Blevins said that Apple has long sought multiple suppliers for modem chips but the company initially signed an agreement with Qualcomm to exclusively supply the chips because the chip supplier offered deep rebates on patent license costs in exchange for exclusivity.
He added that talking with Samsung, whose Galaxy and Note smartphoness compete against the iPhone, is “not an ideal environment” for Apple, but that Samsung is currently the largest component supplier to Apple.
It is not clear whether Apple had reached a decision on a 5G modem supplier or whether it would release a 5G iPhone in 2019. Accoridng to earlier reports, Apple will not release such a phone until 2020.
Qualcomm defends chip-licensing business
Qualcomm CEO Steve Mollenkopf defended his company's 'no license, no chips' practise, which is at the heart of the government's case against the mobile chipmaker.
Mollenkopf testified that the way his company sells chips to smartphone makers is best for everybody involved. Under Qualcomm's policy, companies must license Qualcomm's patents before it will sell them chips. Apple disagrees with this.
"We only sell to companies with a license because not all the IP [intellectual property] is covered in the chip. What we want to do is make sure the [phone makers] are covered," Mollenkopf said. He pointed to the security framework used when phones connect to a network as an example. "It's not embodied in the chip, it's not in the phones, but it's in all these things," Mollenkopf said. "There's a tremendous amount of iP we generate that makes the system work."
Apple approached Qualcomm about the prospect of exclusively supplying Qualcomm's modem chips in the iPhone in exchange for a $1 billion incentive payment, Mollenkopf testified. Apple did not provide any assurance of how many chips it would buy, said, adding the situation pushed the chip supplier to pursue an exclusivity arrangement in order to ensure it sold enough chips to recover the payment. An incentive payment was made, although the amount hasn't been disclosed.
Qualcomm was not aiming to block rivals like Intel, Mollenkopf said.
“The risk was, what would the volume be? Would we get everything we wanted, given that we paid so much in incentive?” Mollenkopf testified.
"The licensing allows us to invest in technology early. It generates a lot of IP," Mollenkopf said. The company uses the proceeds for research and development into new technologies, he added.
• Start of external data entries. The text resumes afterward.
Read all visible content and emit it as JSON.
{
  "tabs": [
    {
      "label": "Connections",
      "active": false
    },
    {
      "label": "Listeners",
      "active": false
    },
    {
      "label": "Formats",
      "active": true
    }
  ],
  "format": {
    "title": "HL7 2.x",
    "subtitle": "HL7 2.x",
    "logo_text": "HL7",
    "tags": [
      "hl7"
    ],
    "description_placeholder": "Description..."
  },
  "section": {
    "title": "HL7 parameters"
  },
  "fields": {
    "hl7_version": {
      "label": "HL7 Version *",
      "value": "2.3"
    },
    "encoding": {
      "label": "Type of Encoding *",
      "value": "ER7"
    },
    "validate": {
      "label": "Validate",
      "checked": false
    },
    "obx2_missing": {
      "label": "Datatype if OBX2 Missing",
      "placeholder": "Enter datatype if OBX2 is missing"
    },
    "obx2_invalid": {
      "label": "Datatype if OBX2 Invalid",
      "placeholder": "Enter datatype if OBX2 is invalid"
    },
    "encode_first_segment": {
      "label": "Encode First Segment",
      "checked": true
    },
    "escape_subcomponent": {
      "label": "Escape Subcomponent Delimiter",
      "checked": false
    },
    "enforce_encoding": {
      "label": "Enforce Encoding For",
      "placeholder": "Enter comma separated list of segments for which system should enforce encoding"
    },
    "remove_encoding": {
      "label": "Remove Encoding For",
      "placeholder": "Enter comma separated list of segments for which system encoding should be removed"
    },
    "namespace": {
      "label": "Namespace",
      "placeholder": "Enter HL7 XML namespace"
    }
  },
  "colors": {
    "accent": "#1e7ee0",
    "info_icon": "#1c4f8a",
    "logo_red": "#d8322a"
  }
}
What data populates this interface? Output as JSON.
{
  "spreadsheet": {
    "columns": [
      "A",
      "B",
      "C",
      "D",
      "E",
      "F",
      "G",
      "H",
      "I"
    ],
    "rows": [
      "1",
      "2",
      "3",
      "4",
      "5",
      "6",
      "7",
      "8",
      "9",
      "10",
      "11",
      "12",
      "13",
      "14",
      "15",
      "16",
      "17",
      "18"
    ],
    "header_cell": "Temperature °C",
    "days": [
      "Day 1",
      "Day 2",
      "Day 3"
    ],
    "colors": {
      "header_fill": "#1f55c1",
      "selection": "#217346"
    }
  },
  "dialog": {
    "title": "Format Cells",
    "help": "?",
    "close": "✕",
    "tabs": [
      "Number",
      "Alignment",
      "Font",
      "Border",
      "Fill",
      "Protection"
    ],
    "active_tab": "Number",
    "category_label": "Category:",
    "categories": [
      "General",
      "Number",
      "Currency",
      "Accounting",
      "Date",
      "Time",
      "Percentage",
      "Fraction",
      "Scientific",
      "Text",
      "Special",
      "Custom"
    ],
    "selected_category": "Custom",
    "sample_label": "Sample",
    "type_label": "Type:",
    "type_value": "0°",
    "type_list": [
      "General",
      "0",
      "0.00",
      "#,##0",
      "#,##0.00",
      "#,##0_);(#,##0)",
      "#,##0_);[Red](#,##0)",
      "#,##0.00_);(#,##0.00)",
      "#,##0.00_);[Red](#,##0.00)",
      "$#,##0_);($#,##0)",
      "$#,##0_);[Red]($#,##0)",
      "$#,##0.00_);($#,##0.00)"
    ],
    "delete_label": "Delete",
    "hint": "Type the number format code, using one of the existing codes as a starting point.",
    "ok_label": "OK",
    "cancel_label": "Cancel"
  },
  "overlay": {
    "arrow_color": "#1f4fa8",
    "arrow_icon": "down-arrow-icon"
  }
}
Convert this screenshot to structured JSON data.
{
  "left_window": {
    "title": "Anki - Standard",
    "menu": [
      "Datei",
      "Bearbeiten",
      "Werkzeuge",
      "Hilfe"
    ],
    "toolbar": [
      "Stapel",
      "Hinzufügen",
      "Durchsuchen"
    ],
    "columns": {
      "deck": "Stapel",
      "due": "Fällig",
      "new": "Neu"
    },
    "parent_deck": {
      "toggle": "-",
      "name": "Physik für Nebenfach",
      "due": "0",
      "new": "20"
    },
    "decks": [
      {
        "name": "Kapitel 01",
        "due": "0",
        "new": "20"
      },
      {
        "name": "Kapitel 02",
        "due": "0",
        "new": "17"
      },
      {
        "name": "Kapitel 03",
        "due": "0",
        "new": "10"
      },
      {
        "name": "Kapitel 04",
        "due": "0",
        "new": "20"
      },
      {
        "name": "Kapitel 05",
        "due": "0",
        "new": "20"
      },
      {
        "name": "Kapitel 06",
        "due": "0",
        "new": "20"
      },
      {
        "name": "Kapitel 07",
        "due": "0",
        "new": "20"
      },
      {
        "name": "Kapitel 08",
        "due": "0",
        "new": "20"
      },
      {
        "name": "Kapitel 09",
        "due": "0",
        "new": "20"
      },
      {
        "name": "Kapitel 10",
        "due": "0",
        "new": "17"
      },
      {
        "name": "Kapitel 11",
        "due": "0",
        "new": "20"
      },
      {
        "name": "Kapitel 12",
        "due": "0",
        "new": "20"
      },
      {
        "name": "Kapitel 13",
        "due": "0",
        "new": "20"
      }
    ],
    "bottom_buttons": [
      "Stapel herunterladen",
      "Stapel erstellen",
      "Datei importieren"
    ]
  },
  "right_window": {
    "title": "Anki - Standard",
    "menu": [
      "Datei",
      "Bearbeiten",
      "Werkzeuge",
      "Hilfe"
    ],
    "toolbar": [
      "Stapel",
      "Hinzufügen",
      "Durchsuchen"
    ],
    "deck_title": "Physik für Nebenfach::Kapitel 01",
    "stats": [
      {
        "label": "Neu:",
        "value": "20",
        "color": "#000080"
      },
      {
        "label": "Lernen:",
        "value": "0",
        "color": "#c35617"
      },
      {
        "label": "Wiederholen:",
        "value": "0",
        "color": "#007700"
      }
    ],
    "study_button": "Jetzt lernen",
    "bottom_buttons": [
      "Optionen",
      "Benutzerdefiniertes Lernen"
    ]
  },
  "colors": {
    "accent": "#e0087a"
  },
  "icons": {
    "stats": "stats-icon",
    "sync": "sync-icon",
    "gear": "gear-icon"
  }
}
On the contrary, Apple's Tony Blevins offered a very different view of the Apple-Qualcomm partnership in its earlier testimony, as we said previously.
"As we source components, we typically strive to get at least two sources and probably not more than six," he said. "We think competition and market forces are very important to us to achieve the best leverage. With exclusivity, there would be no competition."